On the 2nd January (my second night in Tromso), my friends and I walked to a nearby beach just 30-minute walk outside of the city. We head stories from other travellers that spotting of the aurora was possible there. The weather that night was unstable and was quite volatile in a sense that there were strong winds and huge, dense clouds were shifting constantly in the dark sky. One of the requirements of being able to see the aurora is good weather, i.e. clear, dark skies. I had a bad feeling that viewing of the elusive aurora was not possible. We braced the blistering cold and ferocious arctic winds and also the unbelievably icy road conditions, headed to the said beach in hope of catching a glimpse of the aurora.
Somehow we got lost, ended up at a residential area near the beach. Luck was not on our side, we could not see anything besides clouds and the brightly lit moon. In the end, we decided to head home with disappointment as we could not stand the cold and the winds any longer.

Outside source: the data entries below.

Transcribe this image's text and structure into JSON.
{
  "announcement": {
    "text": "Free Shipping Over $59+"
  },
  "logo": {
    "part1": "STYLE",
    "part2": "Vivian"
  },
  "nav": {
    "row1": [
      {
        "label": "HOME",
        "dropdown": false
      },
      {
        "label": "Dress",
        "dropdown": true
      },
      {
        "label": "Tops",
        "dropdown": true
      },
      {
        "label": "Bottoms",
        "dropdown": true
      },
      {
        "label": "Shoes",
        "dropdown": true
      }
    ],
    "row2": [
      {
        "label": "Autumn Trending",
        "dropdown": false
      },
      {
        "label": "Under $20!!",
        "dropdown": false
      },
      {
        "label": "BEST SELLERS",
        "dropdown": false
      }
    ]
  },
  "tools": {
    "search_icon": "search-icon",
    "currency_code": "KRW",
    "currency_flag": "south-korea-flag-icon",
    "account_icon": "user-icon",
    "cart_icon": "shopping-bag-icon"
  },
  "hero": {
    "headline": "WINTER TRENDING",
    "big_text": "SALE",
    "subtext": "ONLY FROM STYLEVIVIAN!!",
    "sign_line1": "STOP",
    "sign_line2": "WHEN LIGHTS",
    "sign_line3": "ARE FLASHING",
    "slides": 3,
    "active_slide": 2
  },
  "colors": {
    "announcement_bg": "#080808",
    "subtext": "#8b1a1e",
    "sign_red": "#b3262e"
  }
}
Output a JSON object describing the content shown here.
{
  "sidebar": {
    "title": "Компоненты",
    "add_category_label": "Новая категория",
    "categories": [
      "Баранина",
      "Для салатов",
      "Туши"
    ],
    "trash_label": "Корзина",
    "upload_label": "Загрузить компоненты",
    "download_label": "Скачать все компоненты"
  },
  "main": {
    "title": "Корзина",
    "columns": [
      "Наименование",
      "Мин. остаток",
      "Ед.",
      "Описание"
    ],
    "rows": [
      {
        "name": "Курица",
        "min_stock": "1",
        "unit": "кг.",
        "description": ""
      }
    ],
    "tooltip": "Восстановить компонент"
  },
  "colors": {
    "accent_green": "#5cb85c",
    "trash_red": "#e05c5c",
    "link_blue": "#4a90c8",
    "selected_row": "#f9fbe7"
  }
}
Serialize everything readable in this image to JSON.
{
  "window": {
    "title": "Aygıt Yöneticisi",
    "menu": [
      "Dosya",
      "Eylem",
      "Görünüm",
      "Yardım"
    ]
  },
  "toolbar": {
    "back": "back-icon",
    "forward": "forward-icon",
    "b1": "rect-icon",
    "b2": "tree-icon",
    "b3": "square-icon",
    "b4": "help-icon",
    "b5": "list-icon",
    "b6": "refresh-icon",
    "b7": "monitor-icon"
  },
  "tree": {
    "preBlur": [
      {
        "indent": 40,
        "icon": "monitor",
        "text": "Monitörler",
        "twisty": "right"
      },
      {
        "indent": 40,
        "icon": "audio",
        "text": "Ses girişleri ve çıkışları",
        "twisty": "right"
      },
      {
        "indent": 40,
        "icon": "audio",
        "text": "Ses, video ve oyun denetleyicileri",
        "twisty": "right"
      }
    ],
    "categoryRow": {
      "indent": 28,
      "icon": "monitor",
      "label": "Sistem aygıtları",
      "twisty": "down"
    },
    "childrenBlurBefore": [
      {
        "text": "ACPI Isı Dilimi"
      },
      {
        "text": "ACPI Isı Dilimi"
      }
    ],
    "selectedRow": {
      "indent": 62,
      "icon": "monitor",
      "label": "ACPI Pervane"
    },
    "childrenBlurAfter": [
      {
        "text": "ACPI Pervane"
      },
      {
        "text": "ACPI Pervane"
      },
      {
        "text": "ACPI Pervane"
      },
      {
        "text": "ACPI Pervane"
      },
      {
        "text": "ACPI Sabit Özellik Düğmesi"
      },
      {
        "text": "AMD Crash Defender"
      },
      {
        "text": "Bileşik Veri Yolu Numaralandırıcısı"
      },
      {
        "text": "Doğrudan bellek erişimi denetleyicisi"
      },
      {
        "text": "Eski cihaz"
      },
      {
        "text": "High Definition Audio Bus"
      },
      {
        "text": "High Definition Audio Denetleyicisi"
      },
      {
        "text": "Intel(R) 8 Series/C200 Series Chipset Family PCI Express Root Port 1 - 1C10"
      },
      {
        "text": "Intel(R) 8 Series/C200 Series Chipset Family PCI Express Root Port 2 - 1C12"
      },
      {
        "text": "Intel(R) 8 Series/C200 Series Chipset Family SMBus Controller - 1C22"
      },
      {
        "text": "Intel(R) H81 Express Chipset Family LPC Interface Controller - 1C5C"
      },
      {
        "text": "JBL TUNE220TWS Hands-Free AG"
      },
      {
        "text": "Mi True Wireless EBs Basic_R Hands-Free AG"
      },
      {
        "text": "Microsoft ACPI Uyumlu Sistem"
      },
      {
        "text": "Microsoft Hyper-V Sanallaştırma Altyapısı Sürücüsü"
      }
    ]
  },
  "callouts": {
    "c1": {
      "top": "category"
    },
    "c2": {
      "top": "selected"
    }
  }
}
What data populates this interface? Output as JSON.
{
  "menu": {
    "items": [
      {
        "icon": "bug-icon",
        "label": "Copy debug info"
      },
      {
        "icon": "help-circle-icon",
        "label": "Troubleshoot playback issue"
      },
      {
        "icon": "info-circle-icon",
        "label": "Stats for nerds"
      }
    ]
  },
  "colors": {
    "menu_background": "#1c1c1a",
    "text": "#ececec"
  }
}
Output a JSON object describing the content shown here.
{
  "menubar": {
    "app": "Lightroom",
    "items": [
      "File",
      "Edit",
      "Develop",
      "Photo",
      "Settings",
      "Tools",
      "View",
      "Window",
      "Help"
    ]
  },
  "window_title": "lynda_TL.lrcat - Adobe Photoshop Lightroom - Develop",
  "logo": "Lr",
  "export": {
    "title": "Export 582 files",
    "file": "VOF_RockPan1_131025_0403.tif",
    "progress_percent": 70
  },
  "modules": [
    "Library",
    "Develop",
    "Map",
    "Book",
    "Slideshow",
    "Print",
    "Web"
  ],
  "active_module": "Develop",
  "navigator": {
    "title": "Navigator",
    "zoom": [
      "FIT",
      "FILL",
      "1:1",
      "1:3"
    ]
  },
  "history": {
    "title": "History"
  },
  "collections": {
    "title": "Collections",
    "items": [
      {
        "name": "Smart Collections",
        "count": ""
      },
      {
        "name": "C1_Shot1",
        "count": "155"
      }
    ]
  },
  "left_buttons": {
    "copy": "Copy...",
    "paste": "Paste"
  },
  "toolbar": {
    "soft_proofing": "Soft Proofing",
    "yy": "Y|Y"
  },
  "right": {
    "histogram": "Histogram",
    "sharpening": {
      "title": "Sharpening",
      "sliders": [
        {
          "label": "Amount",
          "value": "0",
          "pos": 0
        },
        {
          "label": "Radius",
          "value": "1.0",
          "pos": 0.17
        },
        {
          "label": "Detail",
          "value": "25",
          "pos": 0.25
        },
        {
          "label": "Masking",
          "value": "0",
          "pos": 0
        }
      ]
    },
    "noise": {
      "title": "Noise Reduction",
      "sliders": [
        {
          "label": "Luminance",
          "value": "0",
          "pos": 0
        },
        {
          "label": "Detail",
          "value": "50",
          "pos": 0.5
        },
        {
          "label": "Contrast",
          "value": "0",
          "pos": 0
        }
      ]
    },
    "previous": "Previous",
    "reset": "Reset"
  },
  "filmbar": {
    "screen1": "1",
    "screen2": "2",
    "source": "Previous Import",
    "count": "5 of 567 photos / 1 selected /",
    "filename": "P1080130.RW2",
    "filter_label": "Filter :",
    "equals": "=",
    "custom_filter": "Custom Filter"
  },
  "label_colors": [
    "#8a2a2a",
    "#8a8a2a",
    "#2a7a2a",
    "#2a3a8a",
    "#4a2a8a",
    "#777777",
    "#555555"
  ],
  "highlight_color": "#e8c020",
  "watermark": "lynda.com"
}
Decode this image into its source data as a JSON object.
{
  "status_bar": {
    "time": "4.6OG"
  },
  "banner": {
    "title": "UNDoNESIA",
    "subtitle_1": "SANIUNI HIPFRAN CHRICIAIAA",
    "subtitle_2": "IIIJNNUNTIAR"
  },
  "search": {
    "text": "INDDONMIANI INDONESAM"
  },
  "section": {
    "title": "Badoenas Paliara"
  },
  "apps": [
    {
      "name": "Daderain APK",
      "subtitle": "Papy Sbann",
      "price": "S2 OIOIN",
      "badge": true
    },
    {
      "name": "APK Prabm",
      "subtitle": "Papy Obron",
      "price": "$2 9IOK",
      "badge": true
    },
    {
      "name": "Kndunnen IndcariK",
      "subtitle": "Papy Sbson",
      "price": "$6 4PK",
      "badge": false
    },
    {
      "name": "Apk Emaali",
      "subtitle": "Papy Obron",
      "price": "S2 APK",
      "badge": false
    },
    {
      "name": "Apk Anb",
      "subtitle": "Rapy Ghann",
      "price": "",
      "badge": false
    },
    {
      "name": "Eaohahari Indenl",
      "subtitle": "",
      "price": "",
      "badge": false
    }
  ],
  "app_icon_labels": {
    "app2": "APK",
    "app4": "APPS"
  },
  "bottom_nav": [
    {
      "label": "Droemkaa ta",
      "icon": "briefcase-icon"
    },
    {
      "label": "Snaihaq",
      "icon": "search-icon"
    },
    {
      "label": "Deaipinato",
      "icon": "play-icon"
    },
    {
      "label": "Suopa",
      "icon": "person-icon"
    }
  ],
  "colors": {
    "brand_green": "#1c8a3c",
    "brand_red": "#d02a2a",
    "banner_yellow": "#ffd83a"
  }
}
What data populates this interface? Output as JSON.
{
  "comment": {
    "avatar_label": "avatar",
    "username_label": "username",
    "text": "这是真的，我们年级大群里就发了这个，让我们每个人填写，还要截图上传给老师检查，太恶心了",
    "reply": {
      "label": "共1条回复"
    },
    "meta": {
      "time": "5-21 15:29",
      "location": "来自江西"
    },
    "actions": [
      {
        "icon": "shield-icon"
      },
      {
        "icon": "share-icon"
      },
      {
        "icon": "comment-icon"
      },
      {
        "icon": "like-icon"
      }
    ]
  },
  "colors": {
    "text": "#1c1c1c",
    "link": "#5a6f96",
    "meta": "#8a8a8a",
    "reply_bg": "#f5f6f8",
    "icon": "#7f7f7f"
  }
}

The next day, we headed for a dog sledding tour operated by Lyngsfjord Adventures. We were transported to their camp about 75 minutes away from Tromso. We chose the evening trip as we believe we will have a much higher chance of seeing the aurora. However, the weather gods decided to disappoint us again. It started to snow when we arrived and the winds began to pick up. We changed into the provided astronaut suit-like windproof gear, and then off we went to another site where the husky dogs are. The dogs were surprisingly smaller and thinner than I had anticipated. We were first briefed by the guide there, on how to operate the sleds etc. I chose to be the passenger first and my friend drove the sled. The snowy weather somewhat turned into a blizzard-like condition, with strong winds blowing upon our numb faces and low visibility of the surrounding terrain. The first part of the sled proved to be challenging with hilly and slippery routes looming ahead of us. The dogs were hard to control and strong too; even with full brakes on, the dogs were able to pull the sleds with relative difficulty.
The most horrifying part of the path was an apparent downhill turn; one slight mistake would be deadly. Two of my friends who were behind us were flung out of their sleds as their dogs were speeding at the turn, and they could not slow down their sled. I was horrified when I heard my friend groaning in pain somewhere in the distance. I looked back to find both of them in the trees and undergrowth. Apparently, one of them hit hard on the ground and landed against the tree trunks. He lost sensation at one of his legs and he had a bruised eye and part of his jaw was injured. The other friend hit against a tree trunk on his abdomen, he did not suffer any serious injury fortunately. They were then sent back to the camp via snowmobiles.
We then continued with our journey in the blizzard. There were times where our sleds nearly hit the trees as the dogs drove dangerously close to the twigs and tree trunks. Many a time, the dogs fought with each other, causing the rope to entangle; the guide would then have to disentangle them one by one. The rest of the journey went relatively smooth, with our sleds passing through some of the remote yet beautiful wintery landscapes. Though I did not manage to take any pictures of the sledding adventure, the memory would remain in my heart for the rest of my life.
Eventually we returned to the camp and we were treated to a hot “meal” i.e. reindeer meat stew. My friend made a grand exit out of the camp on a stretcher and was hospitalised. We had our dinner and tried on the Norwegian sweet cinnamon bread for dessert. We then headed back to Tromso.
On our final attempt to seek the aurora, we decided to go on a cruise. The whole trip cost us 370 NOK (student price, approx. 40£). We first took a coach trip which brings us through the arctic mountain range, the Lyngen Alps, and the Norwegian’s otherworldly terrains. The bus trip lasted for about 4 hours before we boarded onto a cruise ship at Skjervoy, which then transports us back to Tromso. We looked up into the dark skies in search of the aurora. There were few professional and experienced photographers and aurora seekers; and according to them, there is a faint streak of the northern lights, it was very faint to be visible to the naked eye. At around 10.30pm onwards, our wait was finally rewarded with displays the aurora, appearing and disappearing constantly against the moonlit dark skies. We were jumping in excitement and awed by the dancing northern lights that snake across the clear dark skies, which were constantly moving and appearing from different directions. At one point, the solar activity was at its maximal level, multiple curtains of lights merged and formed an arch across the sky. It was truly magnificent and lasted for about an hour or so. The lights then slowly faded away as we approached Tromso, where the city lights mask the visibility of the auroras.
We could finally return home with joy and satisfaction. Again, a tick off my to-do list :)
(Picture courtesy of Jason)